9 Things to Consider Before Becoming an Angel Investor

2016-07-15T16:20:06+00:00July 14th, 2016|Startup Culture|

Did you know that roughly 3% of all companies will raise money from accredited investors to start and grow their businesses? These companies hope to be the next $100 million, if not $1 billion companies to break onto the scene and disrupt their industry. But because many will not succeed, the SEC has limited this type of investing to wealthy people who can afford to lose their money.  

Earlier this year, six women wrote and published Impact With Wings: Stories to Inspire and Mobilize Women Angel Investors and Entrepreneurs to encourage more women to become angel investors. They met in 2013 as participants in the Pipeline Angels, an angel-investing bootcamp for women. Whether you’re a man or a woman, you can learn from these women about the risks and rewards of angel investing, and apply those insights to actionable steps in your own financing journey.

Balancing Risks and Rewards in Angel Investing

Since this is a risky asset class, there are nine questions you should ask yourself before you take the plunge.
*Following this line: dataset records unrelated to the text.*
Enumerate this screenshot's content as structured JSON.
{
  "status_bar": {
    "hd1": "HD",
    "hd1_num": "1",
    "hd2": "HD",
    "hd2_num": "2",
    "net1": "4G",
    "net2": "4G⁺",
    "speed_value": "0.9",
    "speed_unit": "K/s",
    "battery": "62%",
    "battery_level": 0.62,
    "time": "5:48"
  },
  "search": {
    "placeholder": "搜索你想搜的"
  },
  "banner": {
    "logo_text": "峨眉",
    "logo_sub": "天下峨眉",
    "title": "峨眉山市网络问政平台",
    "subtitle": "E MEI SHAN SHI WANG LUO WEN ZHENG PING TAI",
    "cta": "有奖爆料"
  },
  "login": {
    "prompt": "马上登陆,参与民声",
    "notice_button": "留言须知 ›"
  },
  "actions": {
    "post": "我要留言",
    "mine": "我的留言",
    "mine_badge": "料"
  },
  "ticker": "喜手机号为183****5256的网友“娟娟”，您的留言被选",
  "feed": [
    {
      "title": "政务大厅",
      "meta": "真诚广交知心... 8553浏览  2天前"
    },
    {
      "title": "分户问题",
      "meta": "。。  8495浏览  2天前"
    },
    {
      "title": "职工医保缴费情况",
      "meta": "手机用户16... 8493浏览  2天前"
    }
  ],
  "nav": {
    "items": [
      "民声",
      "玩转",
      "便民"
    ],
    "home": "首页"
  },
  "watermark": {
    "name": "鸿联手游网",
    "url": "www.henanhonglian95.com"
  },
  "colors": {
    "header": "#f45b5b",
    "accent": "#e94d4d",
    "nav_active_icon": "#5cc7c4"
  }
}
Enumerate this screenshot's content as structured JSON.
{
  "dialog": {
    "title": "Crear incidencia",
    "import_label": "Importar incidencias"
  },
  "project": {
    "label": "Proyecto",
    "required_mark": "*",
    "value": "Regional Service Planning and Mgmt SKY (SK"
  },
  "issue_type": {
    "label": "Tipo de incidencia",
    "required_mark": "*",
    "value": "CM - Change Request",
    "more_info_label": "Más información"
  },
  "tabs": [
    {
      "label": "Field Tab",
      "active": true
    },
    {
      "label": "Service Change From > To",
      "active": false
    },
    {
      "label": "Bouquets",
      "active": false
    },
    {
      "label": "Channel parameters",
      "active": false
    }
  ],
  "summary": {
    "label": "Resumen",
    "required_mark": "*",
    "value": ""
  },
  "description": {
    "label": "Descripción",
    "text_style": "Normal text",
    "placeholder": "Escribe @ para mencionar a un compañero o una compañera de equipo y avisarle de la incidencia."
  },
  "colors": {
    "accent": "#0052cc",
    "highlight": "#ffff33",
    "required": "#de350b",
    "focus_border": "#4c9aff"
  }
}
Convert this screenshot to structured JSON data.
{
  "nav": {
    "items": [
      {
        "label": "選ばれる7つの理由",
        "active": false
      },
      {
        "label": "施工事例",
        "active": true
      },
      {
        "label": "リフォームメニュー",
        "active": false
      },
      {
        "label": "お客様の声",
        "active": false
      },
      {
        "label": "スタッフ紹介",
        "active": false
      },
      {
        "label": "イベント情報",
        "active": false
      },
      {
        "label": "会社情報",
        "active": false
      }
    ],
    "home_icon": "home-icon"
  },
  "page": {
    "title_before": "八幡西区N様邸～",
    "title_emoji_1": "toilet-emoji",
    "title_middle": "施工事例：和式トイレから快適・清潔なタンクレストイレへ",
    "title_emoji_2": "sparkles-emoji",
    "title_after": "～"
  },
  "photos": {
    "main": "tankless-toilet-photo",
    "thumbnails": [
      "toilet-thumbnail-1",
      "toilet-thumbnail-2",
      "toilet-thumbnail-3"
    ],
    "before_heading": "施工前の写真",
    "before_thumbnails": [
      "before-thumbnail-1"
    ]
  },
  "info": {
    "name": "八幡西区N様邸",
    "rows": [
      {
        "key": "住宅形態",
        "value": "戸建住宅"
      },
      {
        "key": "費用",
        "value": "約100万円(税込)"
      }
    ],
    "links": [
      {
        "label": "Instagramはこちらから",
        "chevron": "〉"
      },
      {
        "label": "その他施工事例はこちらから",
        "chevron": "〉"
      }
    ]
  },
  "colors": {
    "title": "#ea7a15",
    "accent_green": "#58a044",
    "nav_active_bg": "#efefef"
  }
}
The questions were developed by Susan Preston, a venture capitalist, professor, co-chair and a lead instructor for the Angel Resource Institute, a global investor and entrepreneur education organization, and frequent instructor for Pipeline Angels.

3 Financial questions to ask:

  • Do you have the income or have the assets to be an angel investor? Accredited investors are individuals whose net worth is greater than $1 million (excluding a primary residence) or whose individual income exceeded $200,000 ($300,000 for couples) for the past two years with the expectation that the income will continue in the current year.
  • Can you afford to lose your investment without impacting your lifestyle?
  • Do you have the money to broker multiple deals? Success in angel investing is based on the law of averages. No single investment is a guaranteed winner, but by investing in a portfolio of a minimum of 10 companies, or, ideally, 20 companies, the odds are that you’ll succeed. It takes an average of five to eight years to get a return on your investment.

Assessing your commitment:

  • Do you have the 40 to 50 hours and sometimes 80 to 100 hours per company to spend doing the due diligence? Data shows that the more time you spend on analysis, the more likely you are to get a good return on your investment.

    Should you not have the time, new ways to participate in syndicates are emerging. Plum Alley sources and vets the most promising women-led private investment opportunities to make it easier for accredited angel investors to invest, making it easier for them to be involved in the process as much or as little as they like. The Rising Tide US Fund I is a joint venture between Next Wave Ventures and Portfolia, an equity crowdfunding platform that presents consumer product company investment opportunities to accredited investors. The Rising Tide fund sources and vets companies through an investment committee of fund members, which are all actively participating in several different angel groups across the country. The fund secures up to one hundred investors who are willing to commit at least $10,000 each.
  • Are you willing to give more than money to the company in which you invest? It may be that your expertise and connections are even more valuable for the up-and-coming entrepreneur. This is an important additional value angels can add, and one upon which your investment may rely.

Consider your motivation:

  • Do you want a return on investment? If you don’t, make a donation to a nonprofit instead.
  • Do you want to be useful in a variety of ways? Mentoring, advising, and connecting entrepreneurs can accelerate the target company’s development and be very rewarding to the investor.
  • Do you want to give back to the community? Angels play an important role in funding high potential start-up companies.
  • Do you like the entrepreneur and want to see her succeed?

I’ve been tracking the impact that training programs are having on the ability of female founders to raise early stage money. No surprise — it’s a lot! From 2010 to 2015, the number of women who not only have the money, but the risk tolerance and interest in this type of investing has more than doubled: from nearly 35,000 to more than 77,000. Since only about 3% of  accredited investors become angel investors, there’s still plenty of room for growth. During the past five years, the number of women-led, angel-backed companies has increased 80%. In 2015, 29% of founders seeking funding were women and 24% of all angel backed companies were founded by women.

That’s a significant change that reflects an economic fact: Women control much of the wealth in this country and women also control much of the consumer purchasing. So it makes perfect sense that women are seeing market needs and building businesses together.